I started reading a book about writing last week called Wired for Story by Lisa Cron. It’s about the way your brain responds to storytelling and how you tailor the way you write to engage the brain. I tried to tell my friend about the book, but my explanation didn’t entice her wish to read. In fact, the moment I said the word “science” she seemed disinterested. Later she told me that she liked to keep her creative side and her science side separate, and I realized that wasn’t what I had meant at all.
Isn’t it funny how miscommunication works? While I was just trying to talk to my friend about a book, I failed to communicate the information in a way that would pique her interest. Instead, I assumed that she would understand what my underlying message was, and not focus on the mention book was applying scientific theories to creativity.
Even with a friend, these miscues can occur when we make assumptions or infer meanings that aren’t correct or there to begin with. Here are three ways to keep the miscommunication to a minimum.
Take the time to think about what you’re about to say before it just pops out of your mouth. My mother used to tell me that my biggest problem as a child was that I had no filter. It was cute when I was five and telling our landlord that he was not my father and couldn’t tell me what to do, but as an adult, that’s not really appropriate.
Consider your relationship to the person you are speaking with. It’s probably a bad idea to talk to your boss the same way you might speak to your friend after a couple of vodka tonics. Understanding relationships and how to appropriately respond based on any lines that you might cross is a must for adequately judging what you can say and how you can say it.

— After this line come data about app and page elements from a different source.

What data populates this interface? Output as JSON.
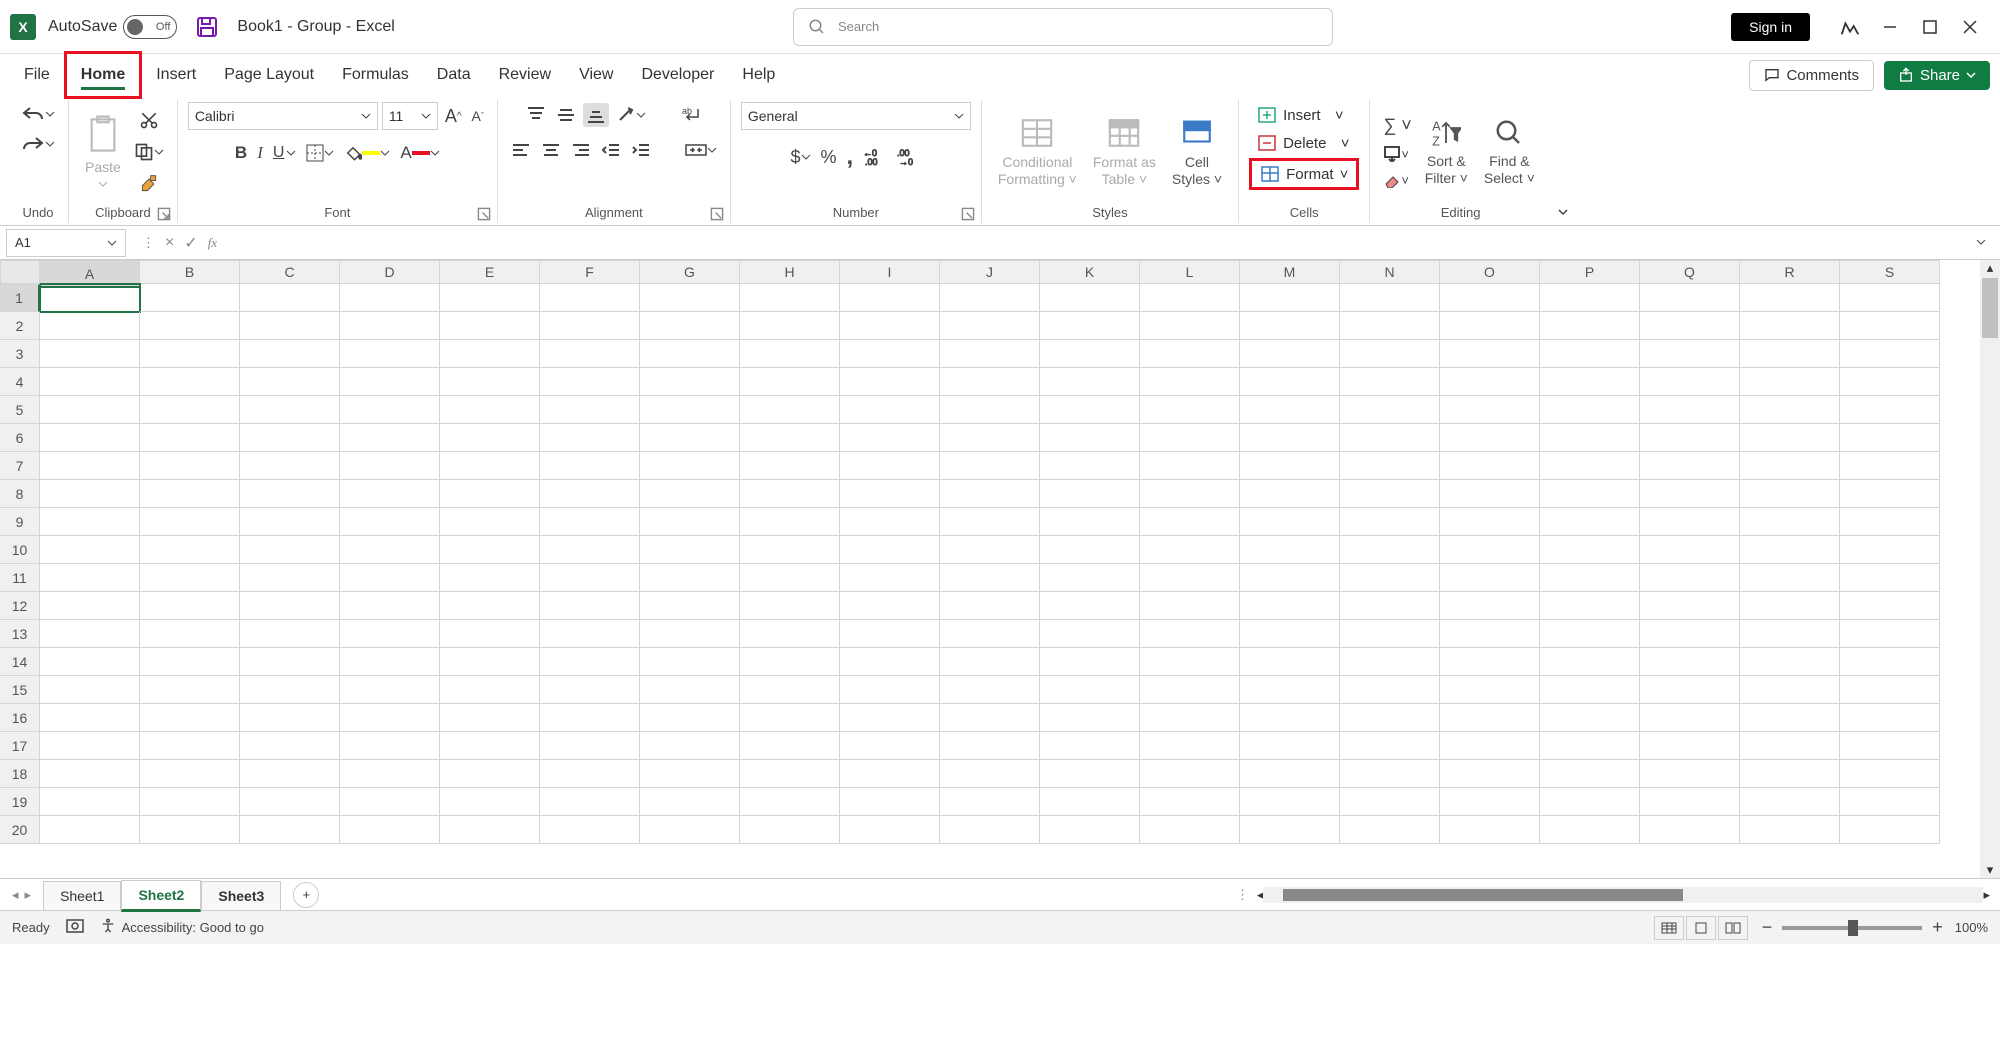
{
  "titlebar": {
    "autosave_label": "AutoSave",
    "autosave_state": "Off",
    "doc_title": "Book1  -  Group  -  Excel",
    "search_placeholder": "Search",
    "signin": "Sign in"
  },
  "tabs": {
    "file": "File",
    "home": "Home",
    "insert": "Insert",
    "page_layout": "Page Layout",
    "formulas": "Formulas",
    "data": "Data",
    "review": "Review",
    "view": "View",
    "developer": "Developer",
    "help": "Help",
    "comments": "Comments",
    "share": "Share"
  },
  "ribbon": {
    "undo_group": "Undo",
    "clipboard_group": "Clipboard",
    "paste": "Paste",
    "font_group": "Font",
    "font_name": "Calibri",
    "font_size": "11",
    "alignment_group": "Alignment",
    "number_group": "Number",
    "number_format": "General",
    "styles_group": "Styles",
    "cond_fmt": "Conditional Formatting",
    "fmt_table": "Format as Table",
    "cell_styles": "Cell Styles",
    "cells_group": "Cells",
    "insert": "Insert",
    "delete": "Delete",
    "format": "Format",
    "editing_group": "Editing",
    "sort_filter": "Sort & Filter",
    "find_select": "Find & Select"
  },
  "namebox": "A1",
  "columns": [
    "A",
    "B",
    "C",
    "D",
    "E",
    "F",
    "G",
    "H",
    "I",
    "J",
    "K",
    "L",
    "M",
    "N",
    "O",
    "P",
    "Q",
    "R",
    "S"
  ],
  "rows": [
    "1",
    "2",
    "3",
    "4",
    "5",
    "6",
    "7",
    "8",
    "9",
    "10",
    "11",
    "12",
    "13",
    "14",
    "15",
    "16",
    "17",
    "18",
    "19",
    "20"
  ],
  "sheets": {
    "s1": "Sheet1",
    "s2": "Sheet2",
    "s3": "Sheet3"
  },
  "status": {
    "ready": "Ready",
    "accessibility": "Accessibility: Good to go",
    "zoom": "100%"
  }
}
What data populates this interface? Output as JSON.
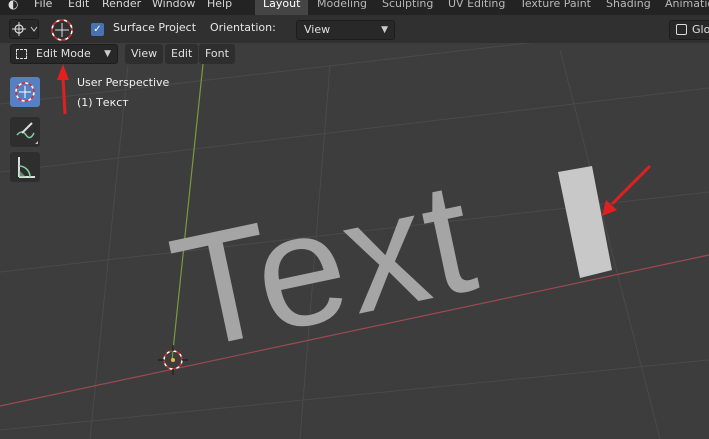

When writing your communications let someone else read it before you send it. Sending a response via email takes away your ability to be heard, so people can (and will) draw their own conclusions on what you mean. It’s important to set the tone in an email and you should never respond when you’re angry or frustrated. Kenneth Roman & Joel Raphaelson’s book, Writing that Works, features a chapter on how to craft a great email and breaks down the importance of tone.
Bonus Tip: When you’ve replied to an email twice and the issue is still unresolved, it’s time to pick up the phone. Our rule here is to not hit reply a third time; instead, make a phone call.
Bonus Tip #2: When you find yourself starting a sentence with “Don’t take this the wrong way…” you should stop talking.
What’s the best way to make your message clear to everyone?